## What is needed
The answer is one number: how many lines in the data below hold "verified".

## Entries provided
┌──

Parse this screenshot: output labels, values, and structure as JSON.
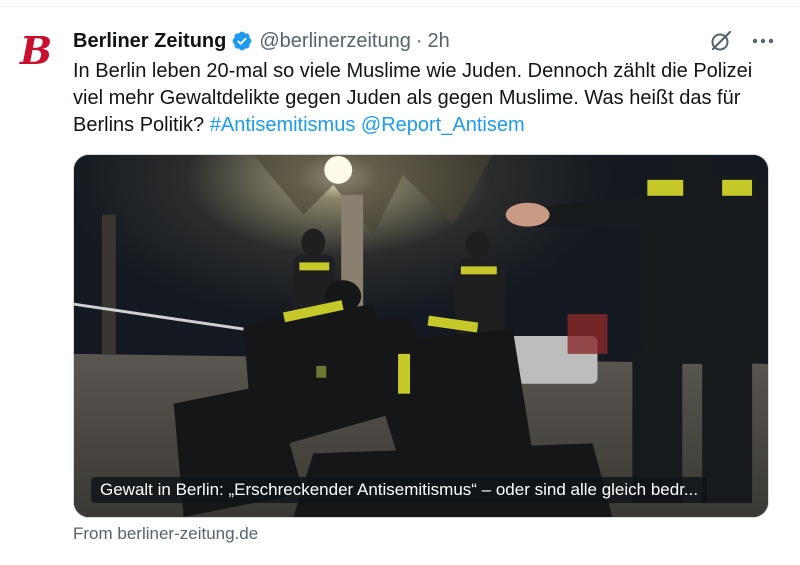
{
  "tweet": {
    "display_name": "Berliner Zeitung",
    "handle": "@berlinerzeitung",
    "separator": "·",
    "time": "2h",
    "text_main": "In Berlin leben 20-mal so viele Muslime wie Juden. Dennoch zählt die Polizei viel mehr Gewaltdelikte gegen Juden als gegen Muslime. Was heißt das für Berlins Politik?",
    "hashtag": "#Antisemitismus",
    "mention": "@Report_Antisem",
    "avatar_letter": "B"
  },
  "card": {
    "title": "Gewalt in Berlin: „Erschreckender Antisemitismus“ – oder sind alle gleich bedr...",
    "source": "From berliner-zeitung.de"
  },
  "icons": {
    "verified": "verified-badge-icon",
    "grok": "grok-icon",
    "more": "more-options-icon"
  },
  "colors": {
    "link": "#1d9bf0",
    "verified": "#1d9bf0",
    "brand_red": "#c8102e",
    "text": "#0f1419",
    "secondary": "#536471"
  }
}
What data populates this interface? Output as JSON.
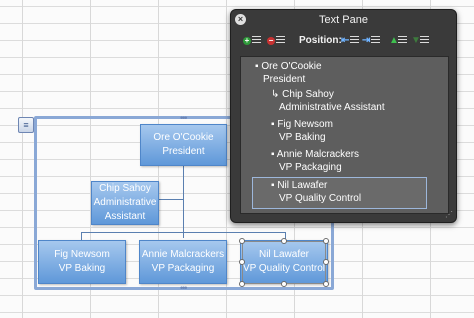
{
  "pane": {
    "title": "Text Pane",
    "position_label": "Position:",
    "close_icon": "close-icon",
    "lines": [
      {
        "bullet": "▪",
        "text": "Ore O'Cookie"
      },
      {
        "bullet": "",
        "text": "President"
      },
      {
        "bullet": "↳",
        "text": "Chip Sahoy"
      },
      {
        "bullet": "",
        "text": "Administrative Assistant"
      },
      {
        "bullet": "▪",
        "text": "Fig Newsom"
      },
      {
        "bullet": "",
        "text": "VP Baking"
      },
      {
        "bullet": "▪",
        "text": "Annie Malcrackers"
      },
      {
        "bullet": "",
        "text": "VP Packaging"
      },
      {
        "bullet": "▪",
        "text": "Nil Lawafer"
      },
      {
        "bullet": "",
        "text": "VP Quality Control"
      }
    ],
    "selected_line_index": 8
  },
  "chart": {
    "president": {
      "name": "Ore O'Cookie",
      "role": "President"
    },
    "assistant": {
      "name": "Chip Sahoy",
      "role_line1": "Administrative",
      "role_line2": "Assistant"
    },
    "vp1": {
      "name": "Fig Newsom",
      "role": "VP Baking"
    },
    "vp2": {
      "name": "Annie Malcrackers",
      "role": "VP Packaging"
    },
    "vp3": {
      "name": "Nil Lawafer",
      "role": "VP Quality Control"
    }
  },
  "colors": {
    "node_top": "#a6c8ee",
    "node_bottom": "#5f98d9",
    "pane_bg": "#3a3a3a",
    "selection": "#9db7db",
    "promote_dot": "#2e9a3a",
    "demote_dot": "#c83232"
  }
}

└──

## Exercise result
2